    Can somebody explain how this idiotic idea came about

    It comes from the music industry executives.

    Well, actually, no. Close, but no. It got started by the only group capable of giving the music industry executives competition in the stupidity race, politicians. Politicians learn very quickly that you can't go wrong by being tough on crime, so every year they enact increasingly medieval laws designed to make the populace think "there, that'll get those criminals off the street!" "Three strikes" originally meant "if you get convicted of three felonies then we'll put you in jail forever."

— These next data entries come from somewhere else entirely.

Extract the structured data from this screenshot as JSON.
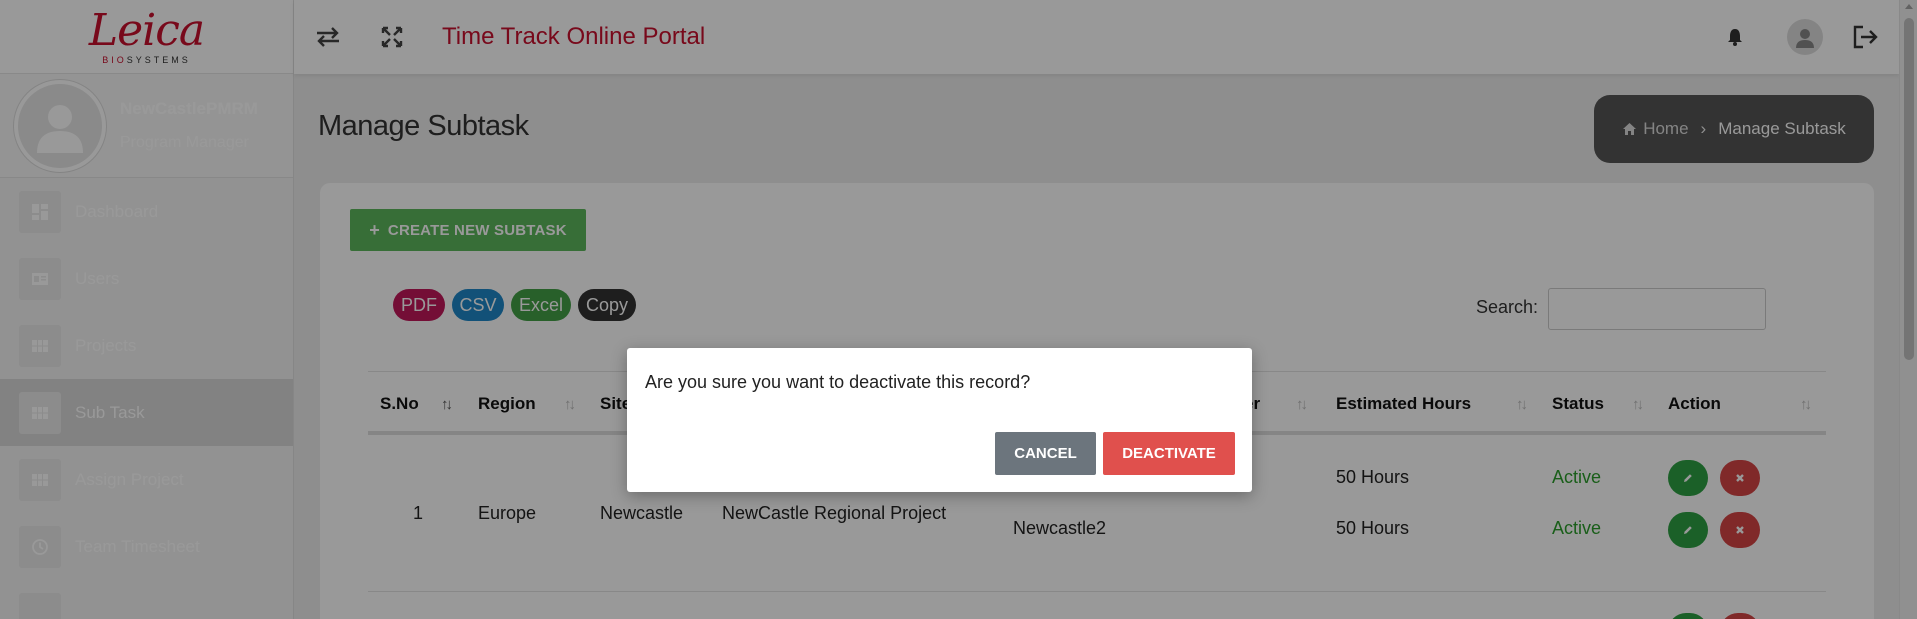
{
  "brand": {
    "logo_text": "Leica",
    "logo_sub_1": "BIO",
    "logo_sub_2": "SYSTEMS"
  },
  "profile": {
    "name": "NewCastlePMRM",
    "role": "Program Manager"
  },
  "sidebar": {
    "items": [
      {
        "label": "Dashboard",
        "icon": "dashboard-icon"
      },
      {
        "label": "Users",
        "icon": "id-card-icon"
      },
      {
        "label": "Projects",
        "icon": "grid-icon"
      },
      {
        "label": "Sub Task",
        "icon": "grid-icon",
        "active": true
      },
      {
        "label": "Assign Project",
        "icon": "grid-icon"
      },
      {
        "label": "Team Timesheet",
        "icon": "clock-icon"
      }
    ]
  },
  "header": {
    "title": "Time Track Online Portal"
  },
  "page": {
    "title": "Manage Subtask",
    "breadcrumb": {
      "home": "Home",
      "current": "Manage Subtask"
    }
  },
  "toolbar": {
    "create_label": "CREATE NEW SUBTASK",
    "export": [
      {
        "label": "PDF",
        "color": "#c2185b"
      },
      {
        "label": "CSV",
        "color": "#1e88c8"
      },
      {
        "label": "Excel",
        "color": "#43a047"
      },
      {
        "label": "Copy",
        "color": "#333333"
      }
    ],
    "search_label": "Search:",
    "search_value": ""
  },
  "table": {
    "columns": [
      "S.No",
      "Region",
      "Site",
      "",
      "",
      "Estimated Hours",
      "Status",
      "Action"
    ],
    "partial_header_suffix": "er",
    "row": {
      "sno": "1",
      "region": "Europe",
      "site": "Newcastle",
      "project": "NewCastle Regional Project",
      "subtask_2": "Newcastle2",
      "hours": [
        "50 Hours",
        "50 Hours"
      ],
      "status": [
        "Active",
        "Active"
      ]
    }
  },
  "modal": {
    "message": "Are you sure you want to deactivate this record?",
    "cancel_label": "CANCEL",
    "confirm_label": "DEACTIVATE"
  },
  "colors": {
    "brand_red": "#c8102e",
    "success": "#5cb85c",
    "danger": "#e0504d"
  }
}
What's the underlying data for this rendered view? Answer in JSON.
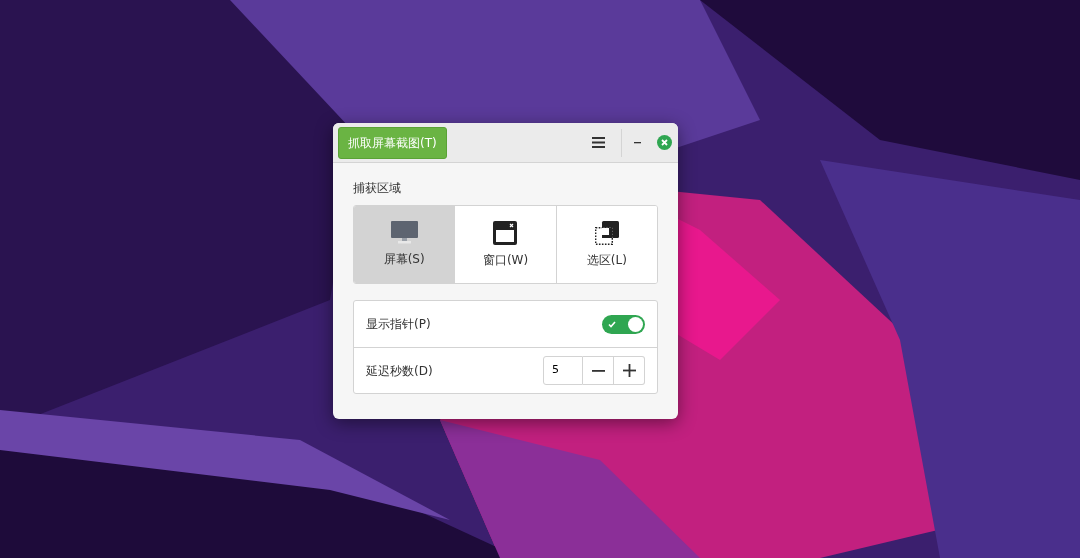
{
  "window": {
    "capture_button": "抓取屏幕截图(T)"
  },
  "area": {
    "label": "捕获区域",
    "modes": [
      {
        "kind": "screen",
        "label": "屏幕(S)",
        "selected": true
      },
      {
        "kind": "window",
        "label": "窗口(W)",
        "selected": false
      },
      {
        "kind": "selection",
        "label": "选区(L)",
        "selected": false
      }
    ]
  },
  "options": {
    "pointer": {
      "label": "显示指针(P)",
      "on": true
    },
    "delay": {
      "label": "延迟秒数(D)",
      "value": "5"
    }
  }
}
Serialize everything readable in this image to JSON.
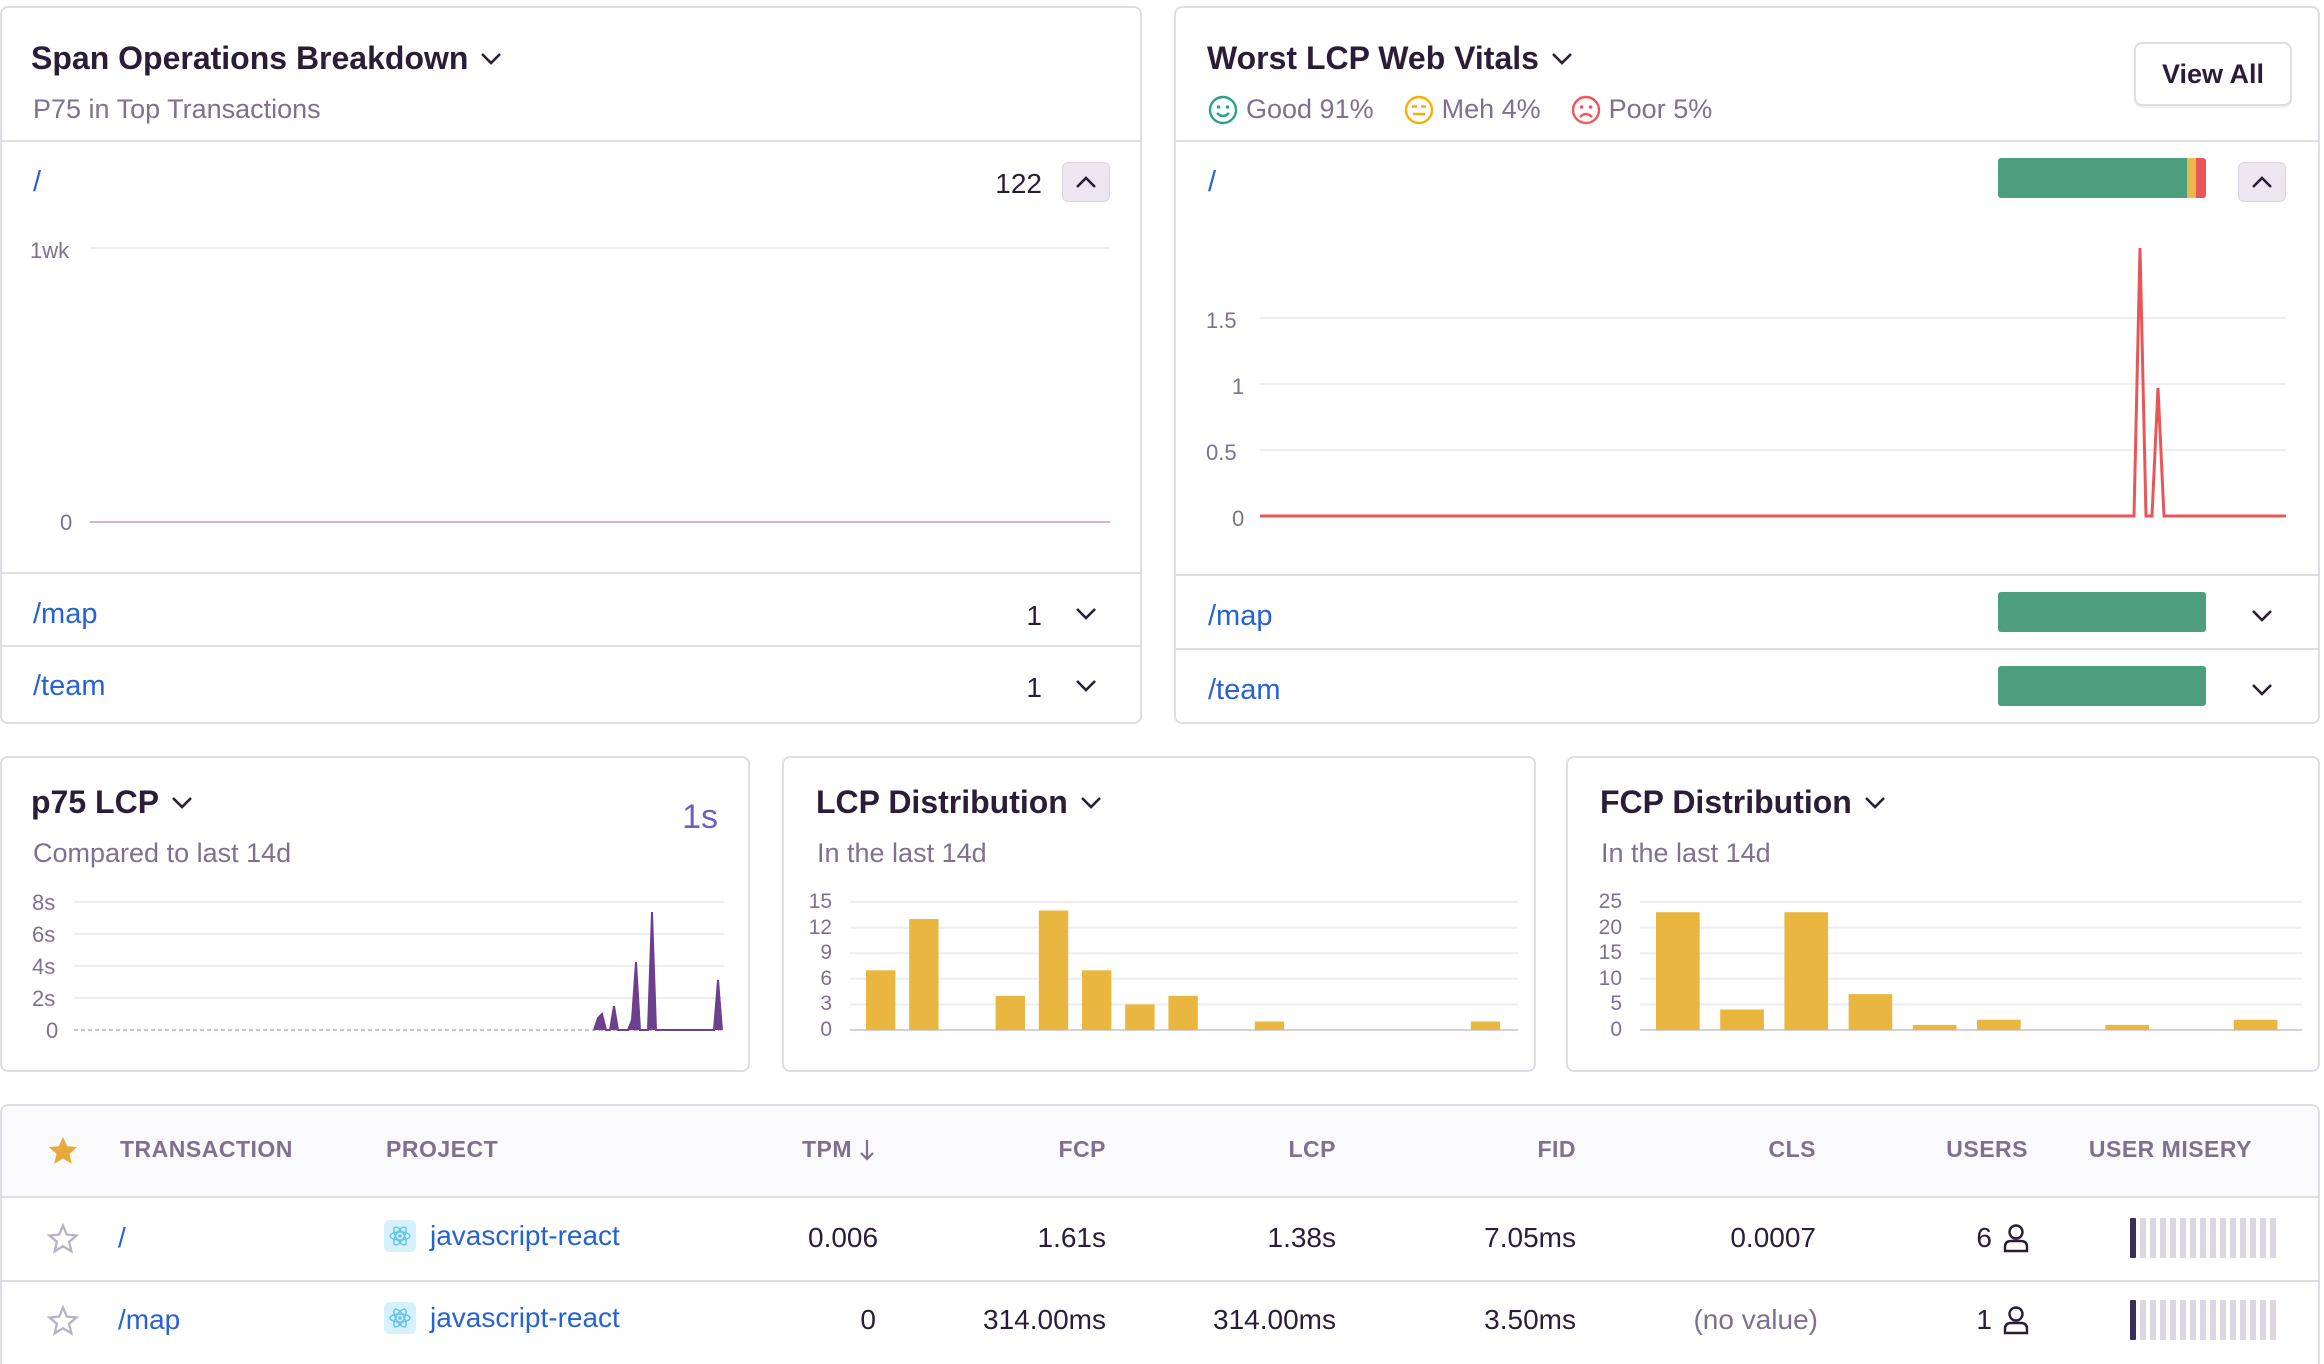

    "Three strikes" sounds good until you fill up the jails and you have to ask the voters for money to build more jails. (The only thing voters hate more than criminals is taxes.) Of course your average politician is unable think past the next election, so the jails filling up with struck-out felons naturally came as a surprise to them.

    And of course, once you've made a crime law you can't undo it, no matter how stupid and counter-productive it is, because then your opponent in the next election will accuse you of "being soft on crime."

    There, now I've gone and gotten off-topic. Damn hot-button topics.

  • by CastrTroy ( 595695 ) on Tuesday October 27, 2009 @04:11PM (#29888345) Homepage
    The three strikes idea comes out of of California. The basic idea was that after you committed 3 serious criminal offenses, they were able lock you up for an extended period of time. It first was passed in California, in 1994, long before the internet was popular.
  • Re:MI5 and MI6? (Score:4, Informative)

    by nelsonal ( 549144 ) on Tuesday October 27, 2009 @04:35PM (#29888733) Journal
    Military Intelligence Division 5 and Divsion 6, I believe. MI5 is the UK's version of the FBI, while MI-6 is the UK's version of the CIA. If you listen to bond carefully, you'll usually hear some references to MI6.
  • by CastrTroy ( 595695 ) on Tuesday October 27, 2009 @04:35PM (#29888743) Homepage
    Sorry, here's the wikipedia link to the three strikes law [wikipedia.org].
  • Re:MI5 and MI6? (Score:4, Informative)

    by Timosch ( 1212482 ) on Tuesday October 27, 2009 @05:14PM (#29889279)
    Although, to be precise, the MI6 is nowadays called Secret Intelligence Service (SIS) and in contrast to the FBI, the MI5 does not have police-like powers like arresting etc.

...there can be no public or private virtue unless the foundation of action is the practice of truth. - George Jacob Holyoake